You know that it’s December, but the days are running together so the day doesn’t seem so important anymore.
The kids. Well they’ve all lost their marbles… including you.
Are you still the teacher? Phew okay, check. #stilltheteacher
What’s on the lesson plan for today? Oh. my. word. Sentence diagrams?! In first grade?! No.
You miraculously remember that it’s the afternoon time. No no no. Must. Teach. Something. Else.
A BOOK! You vaguely remember it’s one of those things you read. To the kids. The kids are your students. And you teach the students.
The book. It’s got the pictures. With the words. It’s perfect!
Now this book. This book is perfect to read to your students.
It’s about penguins. It’s silly. And the illustrations are on point. #winner
If you’ve mistakenly forgotten to add this book to your library, you can find the book here*:
After finishing this silly penguin story, identifying objects and characters from the story is the first skill to work on. It sets the tone for the next activity.
Differentiated and print ready for learning and skill assessment, students practice sequential order and identifying important parts of the story.
Even though sequencing is an important skill, story elements are a skill to focus on too.
By using this sorting pocket chart, an activity that is already differentiated, students can independently sort pictures and descriptors to describe each key story element from Tacky’s Christmas.
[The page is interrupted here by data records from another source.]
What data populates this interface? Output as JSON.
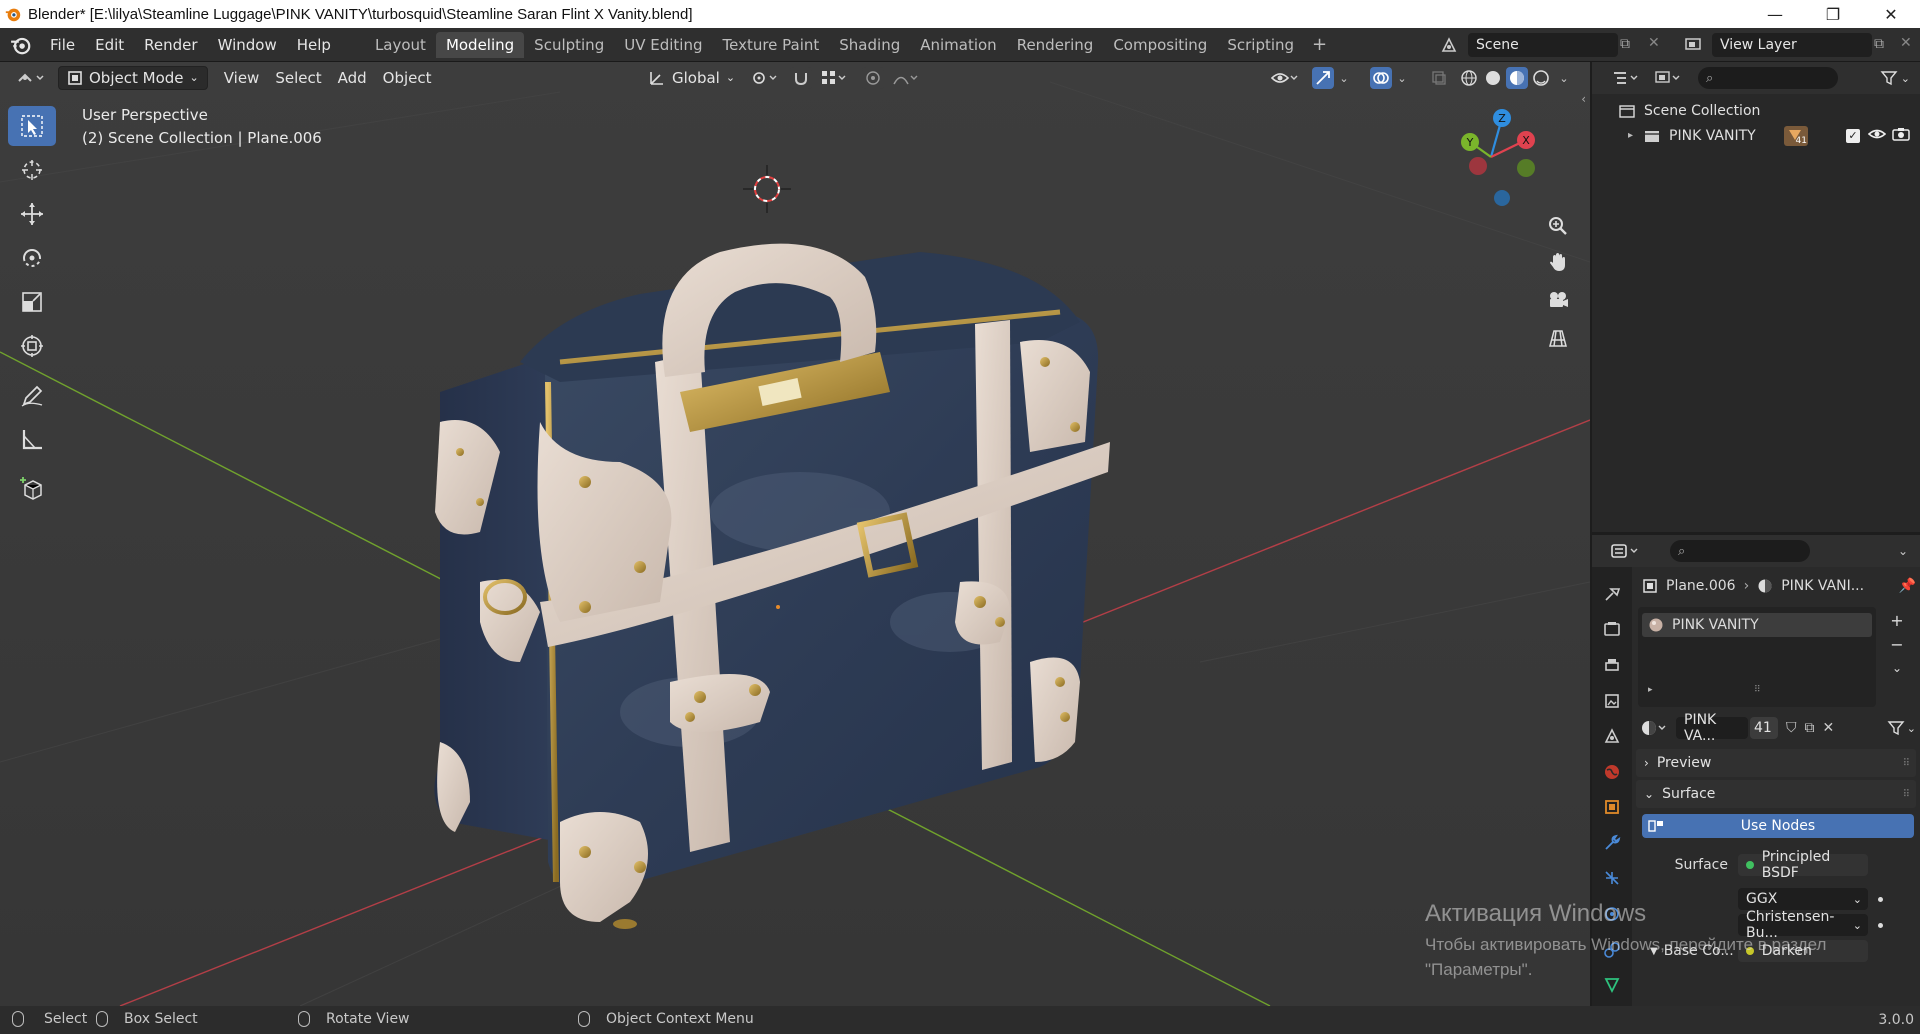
{
  "window": {
    "title": "Blender* [E:\\lilya\\Steamline Luggage\\PINK VANITY\\turbosquid\\Steamline Saran Flint X Vanity.blend]",
    "minimize": "—",
    "maximize": "❐",
    "close": "✕"
  },
  "menu": {
    "items": [
      "File",
      "Edit",
      "Render",
      "Window",
      "Help"
    ]
  },
  "workspaces": {
    "tabs": [
      "Layout",
      "Modeling",
      "Sculpting",
      "UV Editing",
      "Texture Paint",
      "Shading",
      "Animation",
      "Rendering",
      "Compositing",
      "Scripting"
    ],
    "active": "Modeling",
    "add": "+"
  },
  "scene": {
    "name": "Scene"
  },
  "view_layer": {
    "name": "View Layer"
  },
  "viewport_header": {
    "mode": "Object Mode",
    "menus": [
      "View",
      "Select",
      "Add",
      "Object"
    ],
    "transform_orientation": "Global"
  },
  "viewport": {
    "perspective": "User Perspective",
    "context": "(2) Scene Collection | Plane.006",
    "gizmo": {
      "x": "X",
      "y": "Y",
      "z": "Z"
    }
  },
  "watermark": {
    "title": "Активация Windows",
    "line1": "Чтобы активировать Windows, перейдите в раздел",
    "line2": "\"Параметры\"."
  },
  "outliner": {
    "root": "Scene Collection",
    "items": [
      {
        "name": "PINK VANITY",
        "badge": "41"
      }
    ]
  },
  "properties": {
    "breadcrumb": {
      "object": "Plane.006",
      "material": "PINK VANI..."
    },
    "material_slot": "PINK VANITY",
    "material_name": "PINK VA...",
    "user_count": "41",
    "panels": {
      "preview": "Preview",
      "surface": "Surface"
    },
    "use_nodes": "Use Nodes",
    "surface_label": "Surface",
    "surface_value": "Principled BSDF",
    "distribution": "GGX",
    "subsurface_method": "Christensen-Bu...",
    "base_color_label": "Base Co...",
    "base_color_value": "Darken"
  },
  "statusbar": {
    "select": "Select",
    "box_select": "Box Select",
    "rotate_view": "Rotate View",
    "context_menu": "Object Context Menu",
    "version": "3.0.0"
  },
  "colors": {
    "accent": "#4772b3",
    "x_axis": "#e0424f",
    "y_axis": "#7ab52b",
    "z_axis": "#2f8ee0"
  }
}
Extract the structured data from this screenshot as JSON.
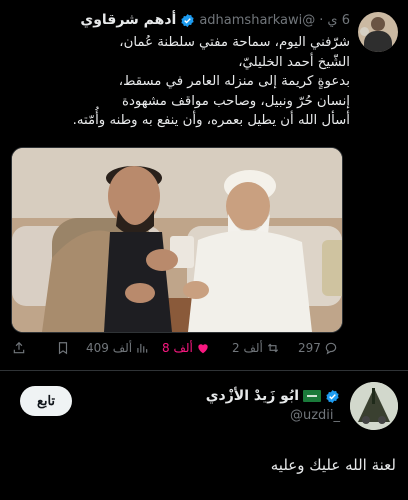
{
  "tweet": {
    "author_name": "أدهم شرقاوي",
    "handle": "@adhamsharkawi",
    "time": "6 ي",
    "lines": [
      "شرّفني اليوم، سماحة مفتي سلطنة عُمان،",
      "الشّيخ أحمد الخليليّ،",
      "بدعوةٍ كريمة إلى منزله العامر في مسقط،",
      "إنسان حُرّ ونبيل، وصاحب مواقف مشهودة",
      "أسأل الله أن يطيل بعمره، وأن ينفع به وطنه وأُمّته."
    ],
    "actions": {
      "replies": "297",
      "reposts": "2 ألف",
      "likes": "8 ألف",
      "views": "409 ألف"
    }
  },
  "reply": {
    "author_name": "ابُو زَيدْ الأزْدي",
    "handle": "@uzdii_",
    "follow_label": "تابع",
    "text": "لعنة الله عليك وعليه"
  },
  "colors": {
    "background": "#000000",
    "text": "#e7e9ea",
    "muted": "#71767b",
    "verified": "#1d9bf0",
    "like": "#f91880"
  }
}
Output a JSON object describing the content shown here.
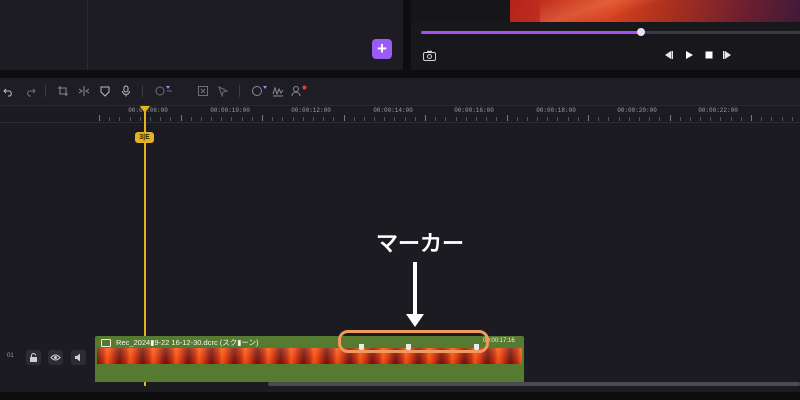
{
  "colors": {
    "accent": "#a74ff0",
    "playhead": "#e4b321",
    "clip_green": "#567a2f",
    "annotation_border": "#f19a5a",
    "annotation_text": "#ffffff"
  },
  "media": {
    "add_button": "+"
  },
  "player": {
    "progress": 0.58,
    "icons": [
      "camera-icon",
      "prev-frame-icon",
      "play-icon",
      "stop-icon",
      "next-frame-icon"
    ]
  },
  "toolbar": {
    "icons": [
      "undo-icon",
      "redo-icon",
      "crop-icon",
      "split-icon",
      "mask-icon",
      "mic-icon",
      "premium-ai-icon",
      "freeze-frame-icon",
      "motion-tracking-icon",
      "color-match-icon",
      "audio-stretch-icon",
      "voice-changer-icon"
    ]
  },
  "ruler": {
    "labels": [
      "00:00:06:00",
      "00:00:10:00",
      "00:00:12:00",
      "00:00:14:00",
      "00:00:16:00",
      "00:00:18:00",
      "00:00:20:00",
      "00:00:22:00"
    ]
  },
  "playhead": {
    "handle_label": "3|E"
  },
  "annotation": {
    "text": "マーカー"
  },
  "track": {
    "number": "01",
    "controls": [
      "lock-icon",
      "eye-icon",
      "speaker-icon"
    ],
    "clip": {
      "title": "Rec_2024▮9-22 16-12-30.dcrc (スク▮ーン)",
      "duration": "00:00:17:16",
      "marker_count": 3
    }
  }
}
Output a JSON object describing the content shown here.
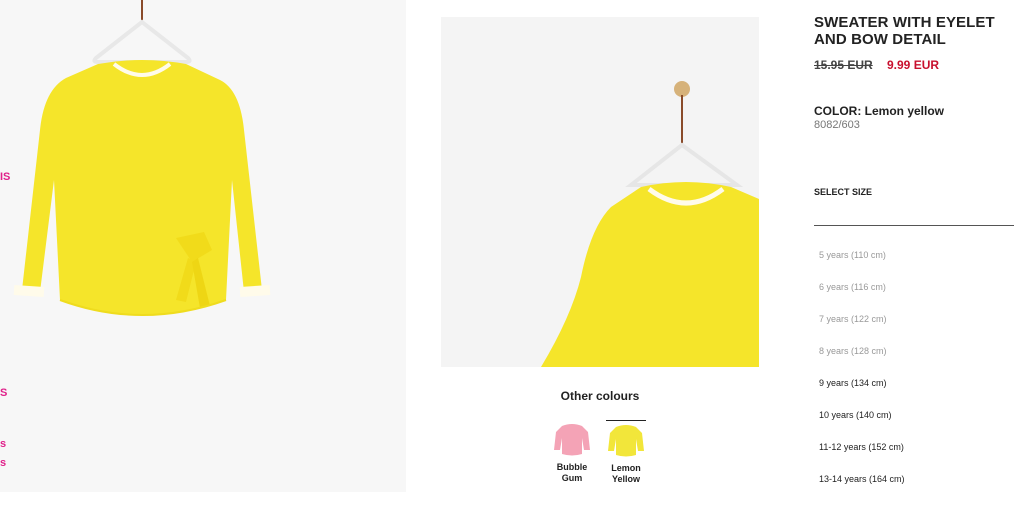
{
  "left_fragments": [
    "IS",
    "S",
    "s",
    "s"
  ],
  "product": {
    "title": "SWEATER WITH EYELET AND BOW DETAIL",
    "price_old": "15.95 EUR",
    "price_new": "9.99 EUR",
    "color_label": "COLOR: Lemon yellow",
    "reference": "8082/603"
  },
  "sizes": {
    "label": "SELECT SIZE",
    "items": [
      {
        "label": "5 years (110 cm)",
        "available": false
      },
      {
        "label": "6 years (116 cm)",
        "available": false
      },
      {
        "label": "7 years (122 cm)",
        "available": false
      },
      {
        "label": "8 years (128 cm)",
        "available": false
      },
      {
        "label": "9 years (134 cm)",
        "available": true
      },
      {
        "label": "10 years (140 cm)",
        "available": true
      },
      {
        "label": "11-12 years (152 cm)",
        "available": true
      },
      {
        "label": "13-14 years (164 cm)",
        "available": true
      }
    ]
  },
  "other_colours": {
    "title": "Other colours",
    "items": [
      {
        "label": "Bubble Gum",
        "color": "#f4a3b6",
        "selected": false
      },
      {
        "label": "Lemon Yellow",
        "color": "#f2e63a",
        "selected": true
      }
    ]
  },
  "colors": {
    "sale_price": "#c8102e",
    "sweater_yellow": "#f5e52a",
    "fragment_pink": "#e0218a"
  }
}
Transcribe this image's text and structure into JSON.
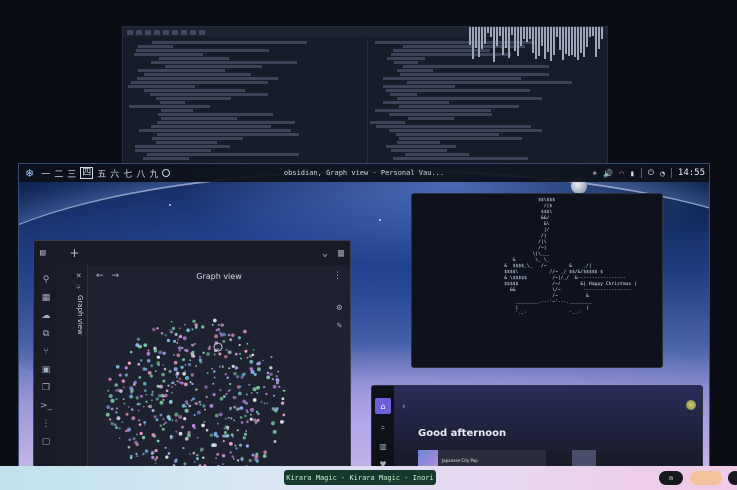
{
  "topbar": {
    "workspaces": [
      "一",
      "二",
      "三",
      "四",
      "五",
      "六",
      "七",
      "八",
      "九"
    ],
    "active_workspace": "四",
    "window_title": "obsidian, Graph view - Personal Vau...",
    "clock": "14:55"
  },
  "obsidian": {
    "graph_title": "Graph view",
    "side_tab_label": "Graph view"
  },
  "terminal": {
    "ascii_art": "                      $$\\$$$\n                        /|$\n                       $$$\\\n                       &&/\n                        &\\\n                        |/\n                       /|\n                      /|\\\n                      /~|\n                    \\|\\___\n             &       \\_ \\_\n          &  $$$$_\\_   /~        &    _/|\n          $$$$\\           //~ _/ $$/&/$$$$$ $\n          & \\$$$$$         /~|/_/  &-----------------\n          $$$$$            /~/       &| Happy Christmas |\n            &&             \\/~        -----------------\n                           /~          &\n              ________.---'~'---.________\n              |                        |\n              `--'               `--'"
  },
  "spotify": {
    "greeting": "Good afternoon",
    "card_label": "Japanese City Pop"
  },
  "bottombar": {
    "now_playing": "Kirara Magic - Kirara Magic - Inori",
    "pill_label": "m"
  },
  "colors": {
    "accent": "#6d5fd8",
    "now_playing_bg": "#15392c"
  }
}
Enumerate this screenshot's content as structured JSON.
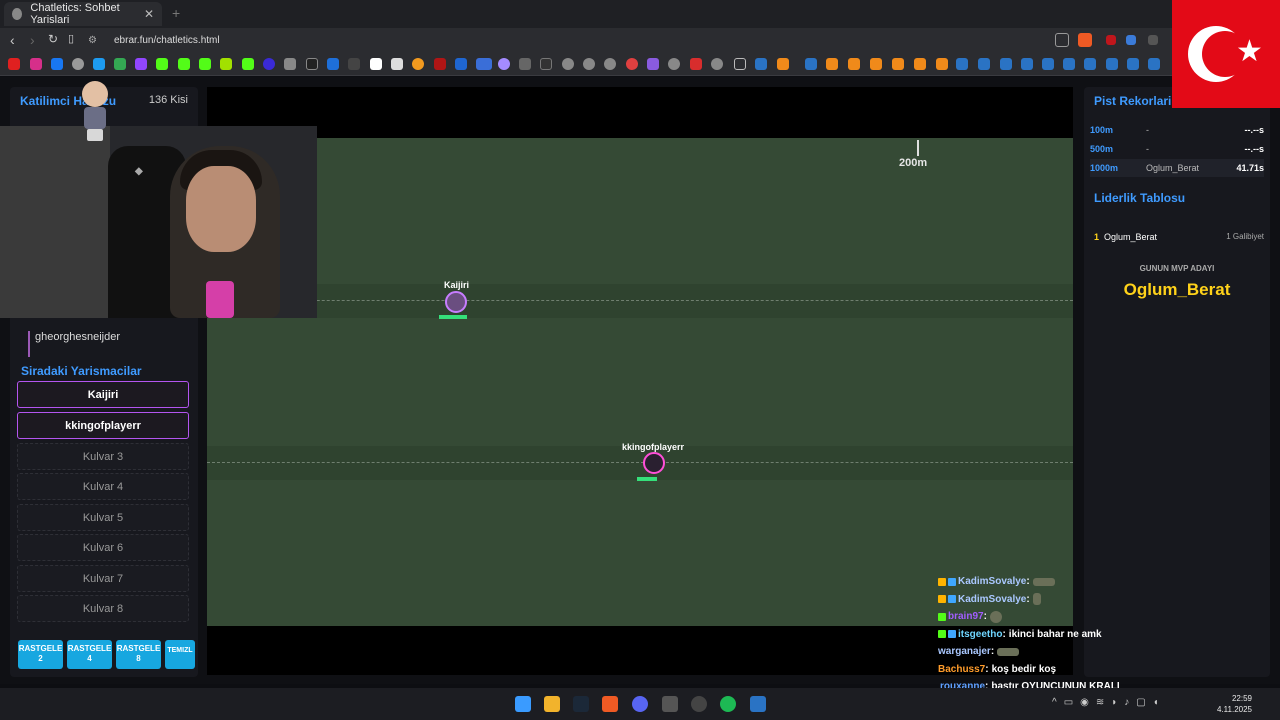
{
  "browser": {
    "tab_title": "Chatletics: Sohbet Yarislari",
    "tab_close": "✕",
    "new_tab": "+",
    "url": "ebrar.fun/chatletics.html"
  },
  "left_panel": {
    "title": "Katilimci Havuzu",
    "count": "136 Kisi",
    "visible_user": "gheorghesneijder",
    "queue_title": "Siradaki Yarismacilar",
    "slots": [
      "Kaijiri",
      "kkingofplayerr",
      "Kulvar 3",
      "Kulvar 4",
      "Kulvar 5",
      "Kulvar 6",
      "Kulvar 7",
      "Kulvar 8"
    ],
    "buttons": [
      "RASTGELE 2",
      "RASTGELE 4",
      "RASTGELE 8",
      "TEMIZL"
    ]
  },
  "track": {
    "marker_label": "200m",
    "runners": [
      {
        "name": "Kaijiri",
        "lane": 1
      },
      {
        "name": "kkingofplayerr",
        "lane": 2
      }
    ]
  },
  "chat": [
    {
      "user": "KadimSovalye",
      "color": "#aac8ff",
      "msg": ""
    },
    {
      "user": "KadimSovalye",
      "color": "#aac8ff",
      "msg": ""
    },
    {
      "user": "brain97",
      "color": "#a25dff",
      "msg": ""
    },
    {
      "user": "itsgeetho",
      "color": "#6fd6ff",
      "msg": "ikinci bahar ne amk"
    },
    {
      "user": "warganajer",
      "color": "#aac8ff",
      "msg": ""
    },
    {
      "user": "Bachuss7",
      "color": "#ff9c2b",
      "msg": "koş bedir koş"
    },
    {
      "user": "rouxanne",
      "color": "#5fa0ff",
      "msg": "bastır OYUNCUNUN KRALI"
    }
  ],
  "right_panel": {
    "records_title": "Pist Rekorlari",
    "records": [
      {
        "dist": "100m",
        "name": "-",
        "time": "--.--s"
      },
      {
        "dist": "500m",
        "name": "-",
        "time": "--.--s"
      },
      {
        "dist": "1000m",
        "name": "Oglum_Berat",
        "time": "41.71s"
      }
    ],
    "leaderboard_title": "Liderlik Tablosu",
    "leaderboard": [
      {
        "rank": "1",
        "name": "Oglum_Berat",
        "wins": "1 Galibiyet"
      }
    ],
    "mvp_label": "GUNUN MVP ADAYI",
    "mvp_name": "Oglum_Berat"
  },
  "taskbar": {
    "time": "22:59",
    "date": "4.11.2025"
  },
  "colors": {
    "accent": "#3f9bff",
    "purple": "#b455f0",
    "field": "#354a35",
    "mvp": "#ffd21a"
  }
}
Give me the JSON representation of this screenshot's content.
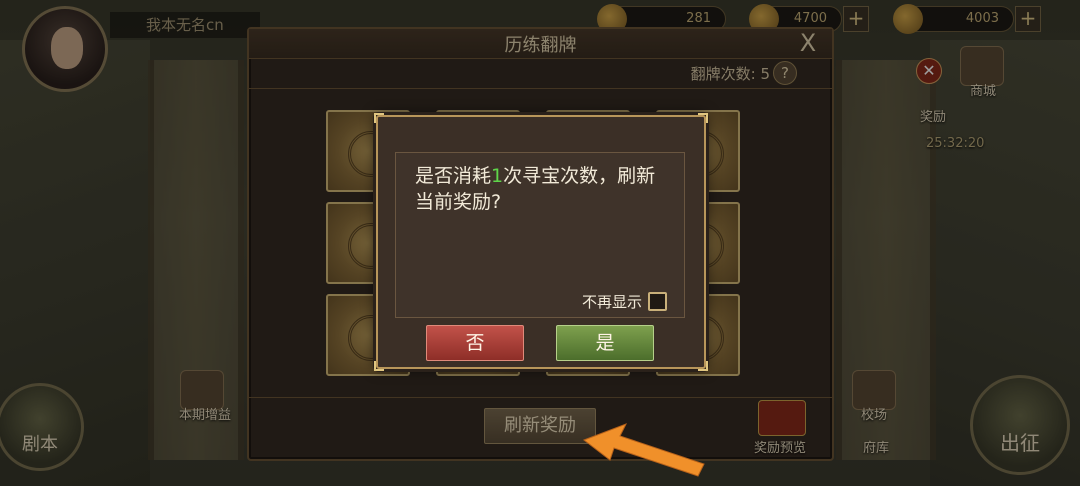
{
  "topbar": {
    "player_name": "我本无名cn",
    "currency_1": "281",
    "currency_2": "4700",
    "currency_3": "4003",
    "plus": "+"
  },
  "left_side": {
    "bonus_label": "本期增益",
    "script_label": "剧本"
  },
  "right_side": {
    "shop_label": "商城",
    "reward_label": "奖励",
    "timer": "25:32:20",
    "arena_label": "校场",
    "warehouse_label": "府库",
    "battle_label": "出征"
  },
  "panel": {
    "title": "历练翻牌",
    "close": "X",
    "flip_count_label": "翻牌次数:",
    "flip_count": "5",
    "help": "?",
    "refresh_button": "刷新奖励",
    "preview_label": "奖励预览"
  },
  "dialog": {
    "text_before": "是否消耗",
    "cost": "1",
    "text_after": "次寻宝次数，刷新当前奖励?",
    "dont_show_label": "不再显示",
    "no_button": "否",
    "yes_button": "是"
  },
  "colors": {
    "highlight_green": "#5fd64a",
    "no_red": "#c2524a",
    "yes_green": "#7ea04e",
    "arrow_orange": "#f0902a"
  }
}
It can easily be a stand-alone literacy center that students cut and sort or Velcro to answer.
To keep parents involved in what their child is learning at school, the last activity is this fun, Tacky baggie.
Students will color in the baggie cover and the cards. Before the Tacky baggie gets put in a backpack, students put the cards in sequential order and can write the event number on the back.
Parents appreciate the numbers on the back because it helps start and continue a home conversation about what the child learned today at school and about the book.